In this project Interiores da Maré, Henrique, who besides working for NGOs, is a musician and cultural producer. He is an incredible guy, everyone likes him and nobody knows Maré better than him. We walk along, we walk a lot through the streets and alleys. And in our wanderings, we chat. It would be nice to photograph that resident, that family, etc. With this work, we want to talk about what is inside a community. The “inside” is not just a space or a place. The inside is something that involves feelings. Through the intimate space of the house, the objects, the looks, the colors we are telling a contemporary story, whether small or large.
How did the people you asked to photograph respond? Do they like it? Were any apprehensive?
Usually, at the first meeting with the people, we explain the project and if they accept we will schedule a day to photograph them. So far no one has refused to be photographed. We already made an exhibition, our project won a grant at the Travessias 4 (creative space that brings art exhibitions from Maré). As a result, we managed to print several large photos, almost in real-life size. We invited photographers and the photographed to the exhibition. They gave interviews, they were the protagonists and after the exhibition, we delivered the photos for them to put in their home. Some even reformed the room to value the photos. It was amazing. This is what I call “human return”. The photographers should always take care of this aspect. Take care of the photographed.

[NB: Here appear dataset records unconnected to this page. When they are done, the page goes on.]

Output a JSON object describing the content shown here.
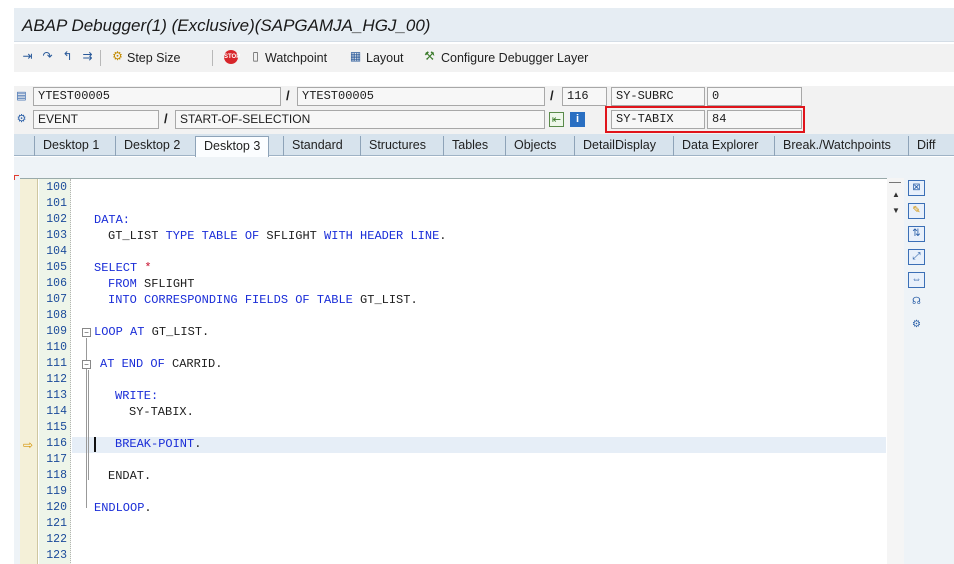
{
  "window": {
    "title": "ABAP Debugger(1)  (Exclusive)(SAPGAMJA_HGJ_00)"
  },
  "toolbar": {
    "step_size": "Step Size",
    "watchpoint": "Watchpoint",
    "layout": "Layout",
    "configure": "Configure Debugger Layer",
    "stop_label": "STOP"
  },
  "vars": {
    "program": "YTEST00005",
    "include": "YTEST00005",
    "line": "116",
    "event_type": "EVENT",
    "event_name": "START-OF-SELECTION",
    "sy_subrc_label": "SY-SUBRC",
    "sy_subrc_value": "0",
    "sy_tabix_label": "SY-TABIX",
    "sy_tabix_value": "84"
  },
  "tabs": [
    "Desktop 1",
    "Desktop 2",
    "Desktop 3",
    "Standard",
    "Structures",
    "Tables",
    "Objects",
    "DetailDisplay",
    "Data Explorer",
    "Break./Watchpoints",
    "Diff"
  ],
  "active_tab": "Desktop 3",
  "colors": {
    "accent": "#1a2dd8",
    "highlight": "#e0141b",
    "current_line": "#e6eef7"
  },
  "code": {
    "line_numbers": [
      "100",
      "101",
      "102",
      "103",
      "104",
      "105",
      "106",
      "107",
      "108",
      "109",
      "110",
      "111",
      "112",
      "113",
      "114",
      "115",
      "116",
      "117",
      "118",
      "119",
      "120",
      "121",
      "122",
      "123"
    ],
    "current_line": "116"
  },
  "icons": [
    "step-into-icon",
    "step-over-icon",
    "return-icon",
    "continue-icon",
    "step-size-icon",
    "stop-icon",
    "watchpoint-icon",
    "layout-icon",
    "configure-layer-icon",
    "program-icon",
    "event-icon",
    "navigate-icon",
    "info-icon",
    "close-tool-icon",
    "new-tool-icon",
    "replace-tool-icon",
    "maximize-icon",
    "swap-icon",
    "services-icon",
    "settings-icon"
  ]
}
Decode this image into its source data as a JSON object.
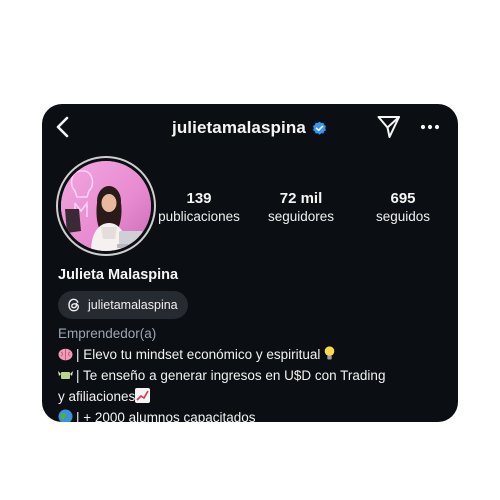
{
  "header": {
    "username": "julietamalaspina",
    "icons": {
      "back": "chevron-left-icon",
      "verified": "verified-badge-icon",
      "send": "paper-plane-icon",
      "more": "more-horizontal-icon"
    },
    "verified_color": "#3797f0"
  },
  "profile": {
    "display_name": "Julieta Malaspina",
    "threads_handle": "julietamalaspina",
    "category": "Emprendedor(a)"
  },
  "stats": [
    {
      "value": "139",
      "label": "publicaciones"
    },
    {
      "value": "72 mil",
      "label": "seguidores"
    },
    {
      "value": "695",
      "label": "seguidos"
    }
  ],
  "bio": {
    "line1": "| Elevo tu mindset económico y espiritual",
    "line2": "| Te enseño a generar ingresos en U$D con Trading",
    "line3": "y afiliaciones",
    "line4": "| + 2000 alumnos capacitados",
    "icons": [
      "brain-emoji",
      "bulb-emoji",
      "money-wings-emoji",
      "chart-up-emoji",
      "globe-emoji"
    ]
  },
  "colors": {
    "background": "#0b0e12",
    "text": "#f5f5f5",
    "category": "#9aa6b5",
    "pill": "#262a31"
  }
}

The idea, or rather the dream, is to publish a book, with at least 100 portraits of people and families and to deliver for each photographed person a book that remains as a memoir. But so far this is just a dream. Publishing a book is not easy.
How do you make the most of the people you photograph, since they are not professional models?
I am a documentary photographer. I always photograph people and not models. In Interiores da Maré the photographed opened the doors of their house to us and they presented us with their view. This is a lot and my way of thanking them was making them feel like the protagonists of Interiores. Each micro-story is part of a macro-story. Henrique and I just recorded it.
Some photographers took pictures of favela architecture, but not people. What made you choose the social side?
Generally, the photographic production of non-favela photographers is aimed at photographing misery and violence, but this place is a complex world, made up of a lot of energy, good and bad. Our project wants to tell a simple story, by going inside of things.
Have you faced any challenge in the favelas? Any security issues?
I lived for months in the Maré and like all the residents I had to experience conflicts between armed groups and police and army operations.
What have you learned about the favelas by connecting with them at such an intimate level?
I learned so much about so many aspects. Every Brazilian should have this experience, of living in a community for a while. I think Brazil would be a much better and less unfair country.
Do you think the project helped raise awareness of favelas? How did that make the difference?
Documentary photography has not changed and will not change the world. Yet it still has an important role to play. The photographer records “visually” a moment in the lives of those photographed in the history of mankind. Small or large, this moment is recorded in the form of a “visual narrative”. Nowadays, the documentary photographer does not give a voice to people or people (who can photograph themselves alone through cameras and cell phones) but can be a “cultural multiplier”, that is to say, through the media (newspapers and magazines, books and online) and social networks, it can tell an important and intense story.
As a photographer, what do you think of the outcome of the project?
It would be necessary to continue, there is still much to do, but the project is stopped. In 2015 we managed to win a grant that allowed us to do the exhibition and print the photos but we always self-finance the Interiores da Maré. We are anxious to continue but we have to wait for better times.